For people of my generation, and even the one before it, the war between the AFL and NFL is a story, told in history books and programs. Some of us saw the NFL tackle the USFL, and all of us watched the XFL wither and die after one season. However, the AFL (technically the third football league called the American Football League) held its own when ABC paid them to air their games. From that moment on, the war was on more equal footing than when the NFL had beat the AAFC in the late 1940s, and if you believe those in the know at that point, it was the moment when the legendary AFL-NFL merger became inevitable.
However, one reason why the AFL succeeded was its choice of venues. Buffalo, Dallas (later moved to Kansas City), New York, Oakland (cashing in the Bay Area market), and Los Angeles were among the great cities the AFL decided to set up shop in. Think about it: in the late 1950s, Los Angeles and other sunbelt cities were growing, thus making Los Angeles an ideal place for an AFL team, especially considering that the NFL wasn’t there at the time.
However, in something of a non-story today, the Los Angeles Chargers moved to San Diego after one year, taking the Chargers and Sid Gilman’s deep coaching staff, which included Al Davis and Chuck Noll with it. The Chargers have remained in San Diego ever since, whilst both the Rams and Raiders have since moved to, and from, Los Angeles, thus leaving LA with the same amount of professional football teams it had in 1961: zero.

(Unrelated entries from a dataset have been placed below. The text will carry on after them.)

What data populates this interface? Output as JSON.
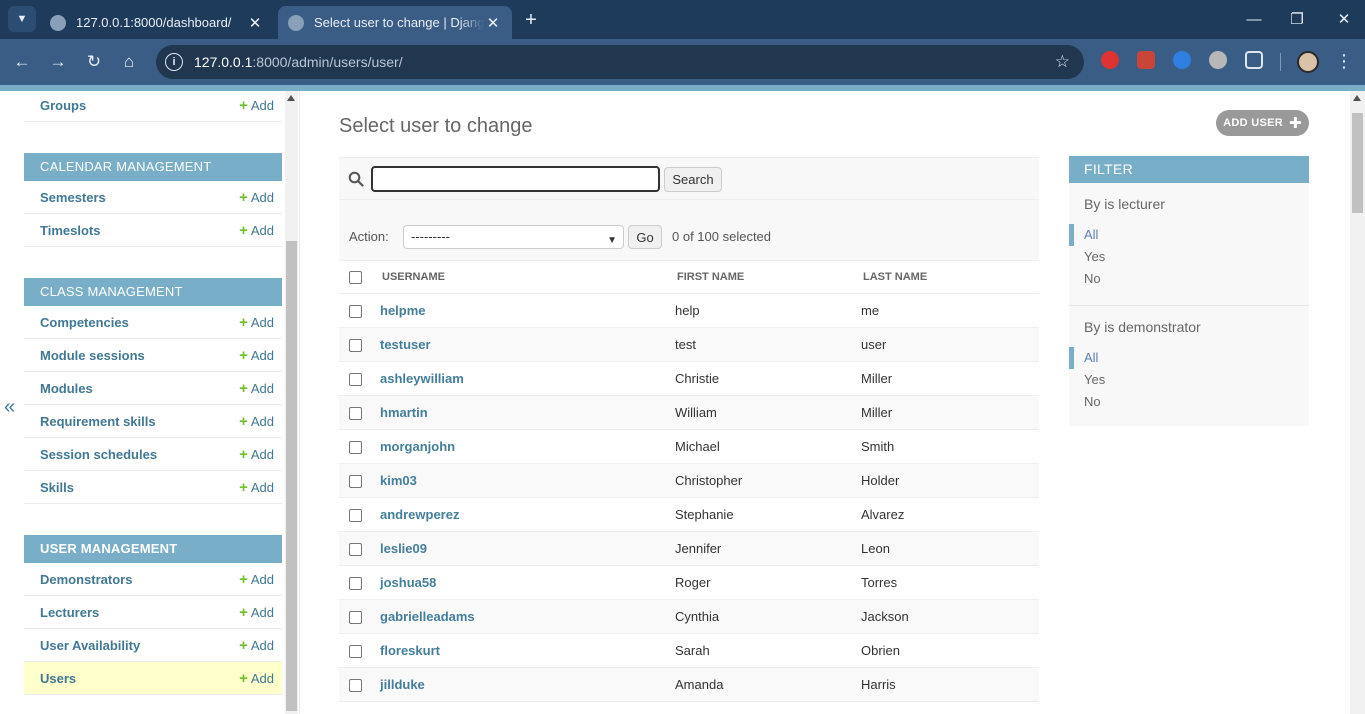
{
  "browser": {
    "tabs": [
      {
        "title": "127.0.0.1:8000/dashboard/",
        "active": false
      },
      {
        "title": "Select user to change | Django site admin",
        "active": true
      }
    ],
    "url_host": "127.0.0.1",
    "url_rest": ":8000/admin/users/user/"
  },
  "sidebar": {
    "sections": [
      {
        "caption": "",
        "items": [
          {
            "name": "Groups",
            "add": "Add"
          }
        ]
      },
      {
        "caption": "CALENDAR MANAGEMENT",
        "items": [
          {
            "name": "Semesters",
            "add": "Add"
          },
          {
            "name": "Timeslots",
            "add": "Add"
          }
        ]
      },
      {
        "caption": "CLASS MANAGEMENT",
        "items": [
          {
            "name": "Competencies",
            "add": "Add"
          },
          {
            "name": "Module sessions",
            "add": "Add"
          },
          {
            "name": "Modules",
            "add": "Add"
          },
          {
            "name": "Requirement skills",
            "add": "Add"
          },
          {
            "name": "Session schedules",
            "add": "Add"
          },
          {
            "name": "Skills",
            "add": "Add"
          }
        ]
      },
      {
        "caption": "USER MANAGEMENT",
        "items": [
          {
            "name": "Demonstrators",
            "add": "Add"
          },
          {
            "name": "Lecturers",
            "add": "Add"
          },
          {
            "name": "User Availability",
            "add": "Add"
          },
          {
            "name": "Users",
            "add": "Add",
            "current": true
          }
        ]
      }
    ],
    "collapse_glyph": "«"
  },
  "content": {
    "title": "Select user to change",
    "add_button": "ADD USER",
    "search": {
      "value": "",
      "button": "Search"
    },
    "actions": {
      "label": "Action:",
      "selected": "---------",
      "go": "Go",
      "counter": "0 of 100 selected"
    },
    "columns": [
      "USERNAME",
      "FIRST NAME",
      "LAST NAME"
    ],
    "rows": [
      {
        "username": "helpme",
        "first": "help",
        "last": "me"
      },
      {
        "username": "testuser",
        "first": "test",
        "last": "user"
      },
      {
        "username": "ashleywilliam",
        "first": "Christie",
        "last": "Miller"
      },
      {
        "username": "hmartin",
        "first": "William",
        "last": "Miller"
      },
      {
        "username": "morganjohn",
        "first": "Michael",
        "last": "Smith"
      },
      {
        "username": "kim03",
        "first": "Christopher",
        "last": "Holder"
      },
      {
        "username": "andrewperez",
        "first": "Stephanie",
        "last": "Alvarez"
      },
      {
        "username": "leslie09",
        "first": "Jennifer",
        "last": "Leon"
      },
      {
        "username": "joshua58",
        "first": "Roger",
        "last": "Torres"
      },
      {
        "username": "gabrielleadams",
        "first": "Cynthia",
        "last": "Jackson"
      },
      {
        "username": "floreskurt",
        "first": "Sarah",
        "last": "Obrien"
      },
      {
        "username": "jillduke",
        "first": "Amanda",
        "last": "Harris"
      }
    ]
  },
  "filter": {
    "title": "FILTER",
    "groups": [
      {
        "heading": "By is lecturer",
        "options": [
          "All",
          "Yes",
          "No"
        ],
        "selected": "All"
      },
      {
        "heading": "By is demonstrator",
        "options": [
          "All",
          "Yes",
          "No"
        ],
        "selected": "All"
      }
    ]
  },
  "colors": {
    "header_blue": "#79aec8",
    "link": "#447e9b",
    "add_green": "#70bf2b",
    "current_row": "#ffffcc",
    "browser_frame": "#1f3b5c"
  }
}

Los Angeles long has been told that, unlike most areas, they have not one, but two nationally known college football teams, USC and UCLA, and they should be happy with that. Many LA-based sports analysts, including Jim Rome, have commented how moving an NFL team to Los Angeles would be more heart-breaking for the area losing the team than elating for LA NFL fans. However, in a city that is more a sprawling metropolis than a city, others have argued that there is always room for more; after all, there are two NBA teams, the Los Angeles Dodgers (the Angels are in Anaheim, regardless of their name), the Los Angeles Kings, the LA Galaxy, as well as USC and UCLA, all of which draw in big crowds and have substantial fan bases; as such, a lot of people would open their hearts to an NFL team.
Candidates for an LA NFL team have previously ranged from the Raiders (a second time), the Chargers, Vikings, and Jaguars. The good money is on the Raiders or Chargers, but you never know with modern sports politics. The problem, thus, is what fans in Sacramento are suffering; ownership may like a move, but the fans and cities about to lose their team will fight to the bitter, bitter end. The NFL has discussed expansion; yeah, right. Let’s wait until after the great recession has ended, then we’ll talk.
However, in 1960, few seemed to care that the Chargers left for San Diego; the early AFL years were full of instability, with both the Chargers and Houston Texans moving to San Diego and Kansas City (where the Texans became the Chiefs), both with little fanfare. It seems humorous now that while Los Angeles could not sustain an AFL team, Oakland could, probably because Al Davis salvaged the Raiders.
A great “what if” for me revolves around the AFL-NFL merger; if it hadn’t happened, one or both leagues may have planted a team in Los Angeles; had they merged later, it would left two teams there, both with relatively deep roots, which isn’t necessarily enough to hold them there, but it’s better than the situations with the Rams and Raiders, both of whom didn’t have a problem taking off in 1994.
Perhaps the biggest slap in the face to LA in that span is that the AFL saw potential there, and it didn’t work out; just as the Rams and Raiders did years later, and it didn’t work there either. The AFL, though, was about out-flanking the NFL, and moving into Los Angeles was a good-hearted attempt to do just that; the failure of the fans of LA to provide a reason to stick around speaks volumes. I’m not saying it’s all the fault of LA for the teams leaving, but LA is not Cleveland; Cleveland was an ownership-driven decision, in spite of the rabid fan base. The Chargers was an economic one; there wasn’t enough financial incentive to remain there, and that is on the fans.
I am in favor of Los Angeles, with or without an NFL team, hosting Super Bowl L, which would give the Super Bowl a proper fiftieth commemoration. That said, whether or not LA deserves a team right now, and will get one, is too high in the air to see what will happen. I wonder if NFL fans in Los Angeles who want a team there look back and wonder if things could have worked out differently. They could have, it’s just that for a lot of them, they weren’t born yet, or old enough, to give those teams a reason to stick around.